Here's an example of the pressure-induced ice ranges I talked about in my post from a few days back. To give you a sense of scale, that lethal looking peak on the right must have been close to 3 feet tall.
I'm currently reading a book about Ernest Shackleton's ill-fated trans-Antarctic attempt begun in 1914. After his ship, the Endurance, was trapped and ultimately destroyed in the ice floes of the Weddell Sea, the group of men spent over a year camped out on top of the sea ice waiting for it to either break up and allow passage by boat, or carry them close enough to land to make a run for it over the ice. Can you imagine...they WINTERED in Antarctica...camped in little canvas tents atop a floating mass of sea ice...their boots were made of felt!

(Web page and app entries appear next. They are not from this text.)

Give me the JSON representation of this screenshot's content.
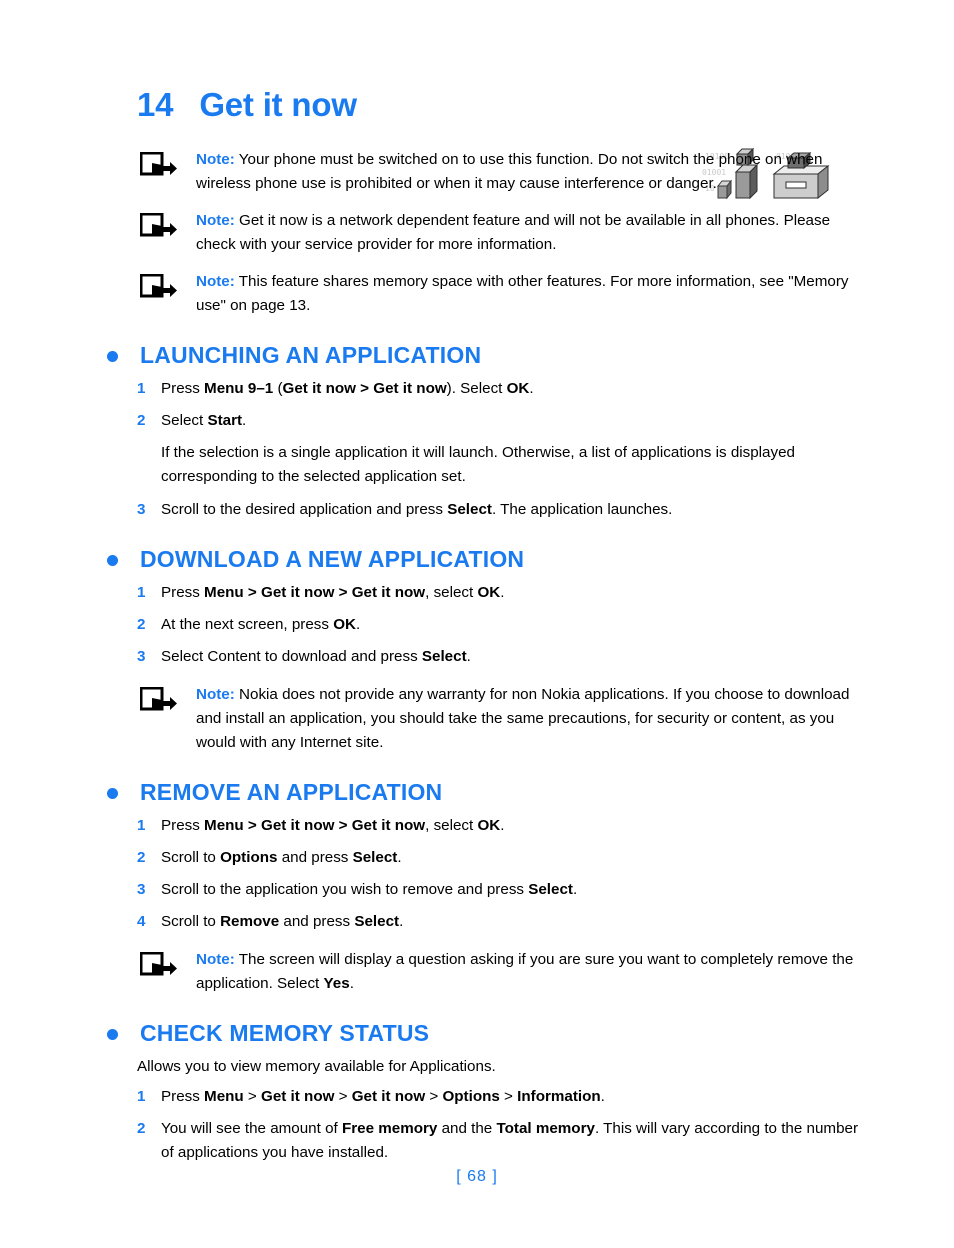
{
  "colors": {
    "accent": "#1a7af0",
    "text": "#000000",
    "background": "#ffffff"
  },
  "chapter": {
    "number": "14",
    "title": "Get it now"
  },
  "notes_top": [
    {
      "label": "Note:",
      "text": " Your phone must be switched on to use this function. Do not switch the phone on when wireless phone use is prohibited or when it may cause interference or danger.",
      "icon": "note-arrow-icon"
    },
    {
      "label": "Note:",
      "text": " Get it now is a network dependent feature and will not be available in all phones. Please check with your service provider for more information.",
      "icon": "note-arrow-icon"
    },
    {
      "label": "Note:",
      "text": " This feature shares memory space with other features. For more information, see \"Memory use\" on page 13.",
      "icon": "note-arrow-icon"
    }
  ],
  "illustration": {
    "name": "boxes-and-drawer-illustration",
    "binary_background": [
      "10100",
      "01001",
      "10",
      "010010",
      "10",
      "01"
    ]
  },
  "sections": [
    {
      "heading": "LAUNCHING AN APPLICATION",
      "bullet": "section-bullet",
      "steps": [
        {
          "num": "1",
          "html": "Press <b>Menu 9&#8211;1</b> (<b>Get it now &gt; Get it now</b>). Select <b>OK</b>."
        },
        {
          "num": "2",
          "html": "Select <b>Start</b>."
        }
      ],
      "paragraph": "If the selection is a single application it will launch. Otherwise, a list of applications is displayed corresponding to the selected application set.",
      "steps_after": [
        {
          "num": "3",
          "html": "Scroll to the desired application and press <b>Select</b>. The application launches."
        }
      ]
    },
    {
      "heading": "DOWNLOAD A NEW APPLICATION",
      "bullet": "section-bullet",
      "steps": [
        {
          "num": "1",
          "html": "Press <b>Menu &gt; Get it now &gt; Get it now</b>, select <b>OK</b>."
        },
        {
          "num": "2",
          "html": "At the next screen, press <b>OK</b>."
        },
        {
          "num": "3",
          "html": "Select Content to download and press <b>Select</b>."
        }
      ],
      "note": {
        "label": "Note:",
        "text": " Nokia does not provide any warranty for non Nokia applications. If you choose to download and install an application, you should take the same precautions, for security or content, as you would with any Internet site.",
        "icon": "note-arrow-icon"
      }
    },
    {
      "heading": "REMOVE AN APPLICATION",
      "bullet": "section-bullet",
      "steps": [
        {
          "num": "1",
          "html": "Press <b>Menu &gt; Get it now &gt; Get it now</b>, select <b>OK</b>."
        },
        {
          "num": "2",
          "html": "Scroll to <b>Options</b> and press <b>Select</b>."
        },
        {
          "num": "3",
          "html": "Scroll to the application you wish to remove and press <b>Select</b>."
        },
        {
          "num": "4",
          "html": "Scroll to <b>Remove</b> and press <b>Select</b>."
        }
      ],
      "note": {
        "label": "Note:",
        "text": " The screen will display a question asking if you are sure you want to completely remove the application. Select ",
        "text_bold_tail": "Yes",
        "text_tail": ".",
        "icon": "note-arrow-icon"
      }
    },
    {
      "heading": "CHECK MEMORY STATUS",
      "bullet": "section-bullet",
      "intro": "Allows you to view memory available for Applications.",
      "steps": [
        {
          "num": "1",
          "html": "Press <b>Menu</b> &gt; <b>Get it now</b> &gt; <b>Get it now</b> &gt; <b>Options</b> &gt; <b>Information</b>."
        },
        {
          "num": "2",
          "html": "You will see the amount of <b>Free memory</b> and the <b>Total memory</b>. This will vary according to the number of applications you have installed."
        }
      ]
    }
  ],
  "footer": {
    "page_number": "[ 68 ]"
  }
}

Anyway, at this point in the story it's mid April and the ice pack is breaking up. The floe cracked underneath their tents during the night and sent one of the party into the sea while still curled up in his sleeping bag (he survived by running around the remaining ice chunk until his frozen clothing dried out). Shackleton then made the decision that ice-top camping was no longer safe and ordered everyone to pile into three rafts and set out across the still heavily icy water. This is where things start to get really bad. Imagine trying to navigate around a broken ice pack rising up to 5 feet above the water. These immense chunks occasionally collide raising ice ranges stories tall and crushing anything that happens to be in their way. The ocean swells are so large that, when separated, each boat is hidden from the other behind huge rolling hills of water.
This morning while gazing at the knife-edge shards of broken ice uplifted above the surface of Lake Michigan, I tried to scale up the scene and imagine the dire intensity of Shackleton's travails. I heard about this book (Endurance by Alfred Lansing) on NPR as part of a segment recommending good reads for grad students. Their rationale was that while struggling through the worst of your studies, you could pause for a moment and think, "well, I guess things could be worse."